Exact copies of the lines below are the goal; any images in them are dropped.

[DATASET CONTENT]

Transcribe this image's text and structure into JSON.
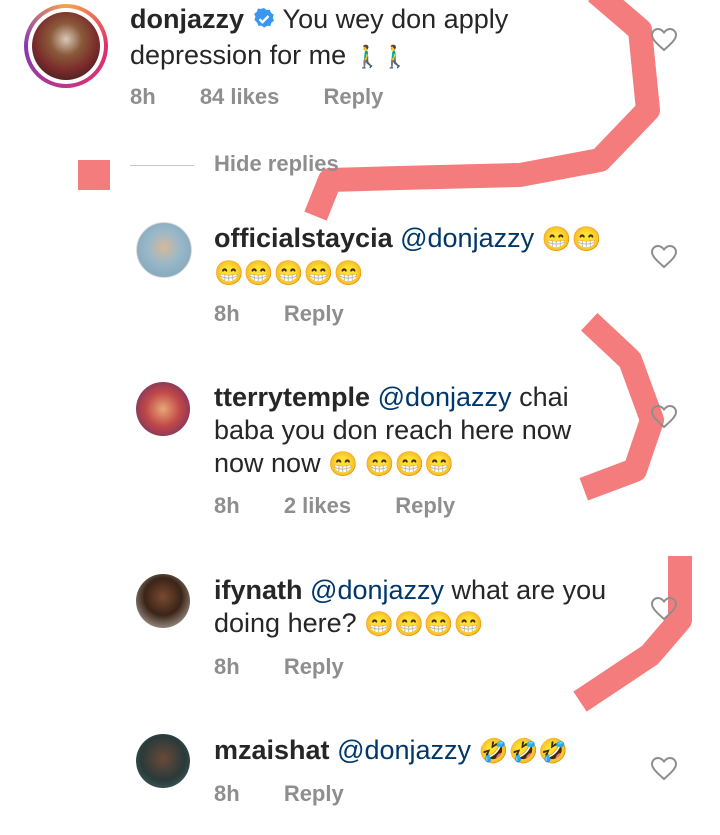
{
  "comments": [
    {
      "username": "donjazzy",
      "verified": true,
      "mention": "",
      "text_line1": "You wey don apply",
      "text_line2": "depression for me",
      "text_line3": "",
      "emoji_line1": "",
      "emoji_line2": "🚶‍♂️🚶‍♂️",
      "time": "8h",
      "likes": "84 likes",
      "reply": "Reply"
    },
    {
      "username": "officialstaycia",
      "mention": "@donjazzy",
      "text_line1": "",
      "text_line2": "",
      "text_line3": "",
      "emoji_line1": "😁😁",
      "emoji_line2": "😁😁😁😁😁",
      "time": "8h",
      "likes": "",
      "reply": "Reply"
    },
    {
      "username": "tterrytemple",
      "mention": "@donjazzy",
      "text_line1": "chai",
      "text_line2": "baba you don reach here now",
      "text_line3": "now now",
      "emoji_line3": "😁 😁😁😁",
      "time": "8h",
      "likes": "2 likes",
      "reply": "Reply"
    },
    {
      "username": "ifynath",
      "mention": "@donjazzy",
      "text_line1": "what are you",
      "text_line2": "doing here?",
      "emoji_line2": "😁😁😁😁",
      "time": "8h",
      "likes": "",
      "reply": "Reply"
    },
    {
      "username": "mzaishat",
      "mention": "@donjazzy",
      "emoji_line1": "🤣🤣🤣",
      "time": "8h",
      "likes": "",
      "reply": "Reply"
    }
  ],
  "hide_replies": "Hide replies",
  "icons": {
    "heart": "heart-outline-icon",
    "verified": "verified-badge-icon",
    "emoji_grin": "grinning-face-icon",
    "emoji_rofl": "rofl-face-icon",
    "emoji_walk": "man-walking-icon"
  },
  "colors": {
    "annotation": "#f47c7c",
    "mention": "#00376b",
    "meta": "#8e8e8e",
    "verified": "#3897f0"
  }
}
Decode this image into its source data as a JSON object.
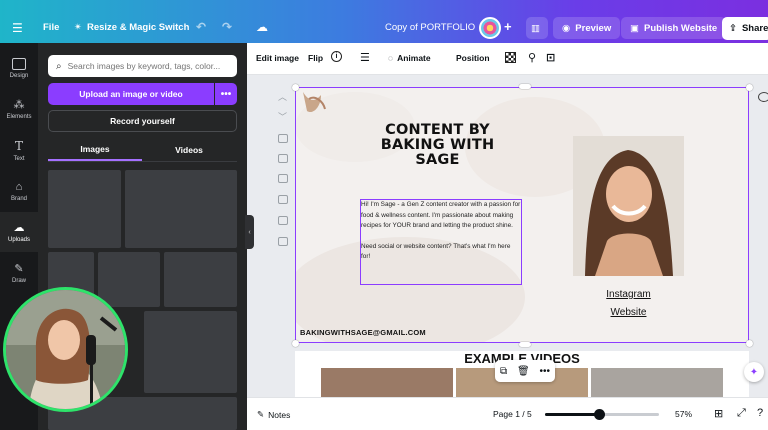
{
  "topbar": {
    "menu_icon": "hamburger-icon",
    "file": "File",
    "resize": "Resize & Magic Switch",
    "doc_title": "Copy of PORTFOLIO",
    "preview": "Preview",
    "publish": "Publish Website",
    "share": "Share"
  },
  "rail": [
    {
      "label": "Design",
      "icon": "design-icon"
    },
    {
      "label": "Elements",
      "icon": "elements-icon"
    },
    {
      "label": "Text",
      "icon": "text-icon"
    },
    {
      "label": "Brand",
      "icon": "brand-icon"
    },
    {
      "label": "Uploads",
      "icon": "uploads-icon"
    },
    {
      "label": "Draw",
      "icon": "draw-icon"
    }
  ],
  "panel": {
    "search_placeholder": "Search images by keyword, tags, color...",
    "upload": "Upload an image or video",
    "record": "Record yourself",
    "tab_images": "Images",
    "tab_videos": "Videos"
  },
  "ctxbar": {
    "edit_image": "Edit image",
    "flip": "Flip",
    "animate": "Animate",
    "position": "Position"
  },
  "canvas": {
    "headline": "CONTENT BY BAKING WITH SAGE",
    "body_p1": "Hi! I'm Sage - a Gen Z content creator with a passion for food & wellness content. I'm passionate about making recipes for YOUR brand and letting the product shine.",
    "body_p2": "Need social or website content? That's what I'm here for!",
    "instagram": "Instagram",
    "website": "Website",
    "email": "BAKINGWITHSAGE@GMAIL.COM",
    "example_title": "EXAMPLE VIDEOS"
  },
  "bottombar": {
    "notes": "Notes",
    "page": "Page 1 / 5",
    "zoom": "57%",
    "zoom_level": 0.47
  },
  "colors": {
    "accent": "#8b3dff",
    "webcam_ring": "#2ee36a"
  }
}
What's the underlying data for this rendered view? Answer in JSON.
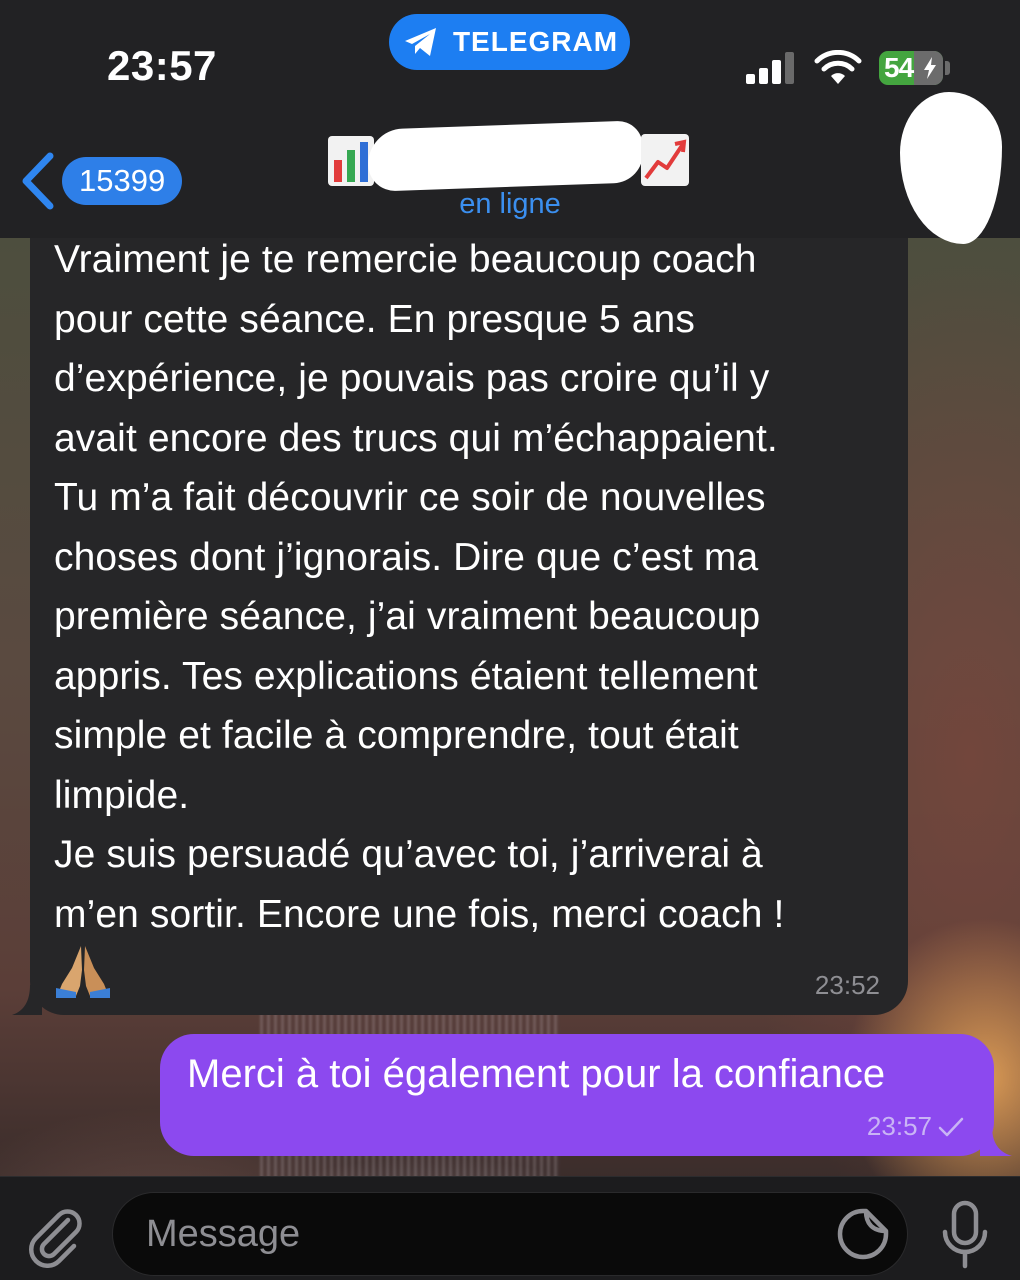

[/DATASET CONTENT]

* _ANSWER SECTION_
Transcribe this image's text and structure into JSON.
{
  "comments": [
    {
      "username": "donjazzy",
      "verified": true,
      "mention": "",
      "text_line1": "You wey don apply",
      "text_line2": "depression for me",
      "text_line3": "",
      "emoji_line1": "",
      "emoji_line2": "🚶‍♂️🚶‍♂️",
      "time": "8h",
      "likes": "84 likes",
      "reply": "Reply"
    },
    {
      "username": "officialstaycia",
      "mention": "@donjazzy",
      "text_line1": "",
      "text_line2": "",
      "text_line3": "",
      "emoji_line1": "😁😁",
      "emoji_line2": "😁😁😁😁😁",
      "time": "8h",
      "likes": "",
      "reply": "Reply"
    },
    {
      "username": "tterrytemple",
      "mention": "@donjazzy",
      "text_line1": "chai",
      "text_line2": "baba you don reach here now",
      "text_line3": "now now",
      "emoji_line3": "😁 😁😁😁",
      "time": "8h",
      "likes": "2 likes",
      "reply": "Reply"
    },
    {
      "username": "ifynath",
      "mention": "@donjazzy",
      "text_line1": "what are you",
      "text_line2": "doing here?",
      "emoji_line2": "😁😁😁😁",
      "time": "8h",
      "likes": "",
      "reply": "Reply"
    },
    {
      "username": "mzaishat",
      "mention": "@donjazzy",
      "emoji_line1": "🤣🤣🤣",
      "time": "8h",
      "likes": "",
      "reply": "Reply"
    }
  ],
  "hide_replies": "Hide replies",
  "icons": {
    "heart": "heart-outline-icon",
    "verified": "verified-badge-icon",
    "emoji_grin": "grinning-face-icon",
    "emoji_rofl": "rofl-face-icon",
    "emoji_walk": "man-walking-icon"
  },
  "colors": {
    "annotation": "#f47c7c",
    "mention": "#00376b",
    "meta": "#8e8e8e",
    "verified": "#3897f0"
  }
}
Decode this image into its source data as a JSON object.
{
  "topbar": {
    "menu_icon": "hamburger-icon",
    "file": "File",
    "resize": "Resize & Magic Switch",
    "doc_title": "Copy of PORTFOLIO",
    "preview": "Preview",
    "publish": "Publish Website",
    "share": "Share"
  },
  "rail": [
    {
      "label": "Design",
      "icon": "design-icon"
    },
    {
      "label": "Elements",
      "icon": "elements-icon"
    },
    {
      "label": "Text",
      "icon": "text-icon"
    },
    {
      "label": "Brand",
      "icon": "brand-icon"
    },
    {
      "label": "Uploads",
      "icon": "uploads-icon"
    },
    {
      "label": "Draw",
      "icon": "draw-icon"
    }
  ],
  "panel": {
    "search_placeholder": "Search images by keyword, tags, color...",
    "upload": "Upload an image or video",
    "record": "Record yourself",
    "tab_images": "Images",
    "tab_videos": "Videos"
  },
  "ctxbar": {
    "edit_image": "Edit image",
    "flip": "Flip",
    "animate": "Animate",
    "position": "Position"
  },
  "canvas": {
    "headline": "CONTENT BY BAKING WITH SAGE",
    "body_p1": "Hi! I'm Sage - a Gen Z content creator with a passion for food & wellness content. I'm passionate about making recipes for YOUR brand and letting the product shine.",
    "body_p2": "Need social or website content? That's what I'm here for!",
    "instagram": "Instagram",
    "website": "Website",
    "email": "BAKINGWITHSAGE@GMAIL.COM",
    "example_title": "EXAMPLE VIDEOS"
  },
  "bottombar": {
    "notes": "Notes",
    "page": "Page 1 / 5",
    "zoom": "57%",
    "zoom_level": 0.47
  },
  "colors": {
    "accent": "#8b3dff",
    "webcam_ring": "#2ee36a"
  }
}
What's the underlying data for this rendered view? Answer in JSON.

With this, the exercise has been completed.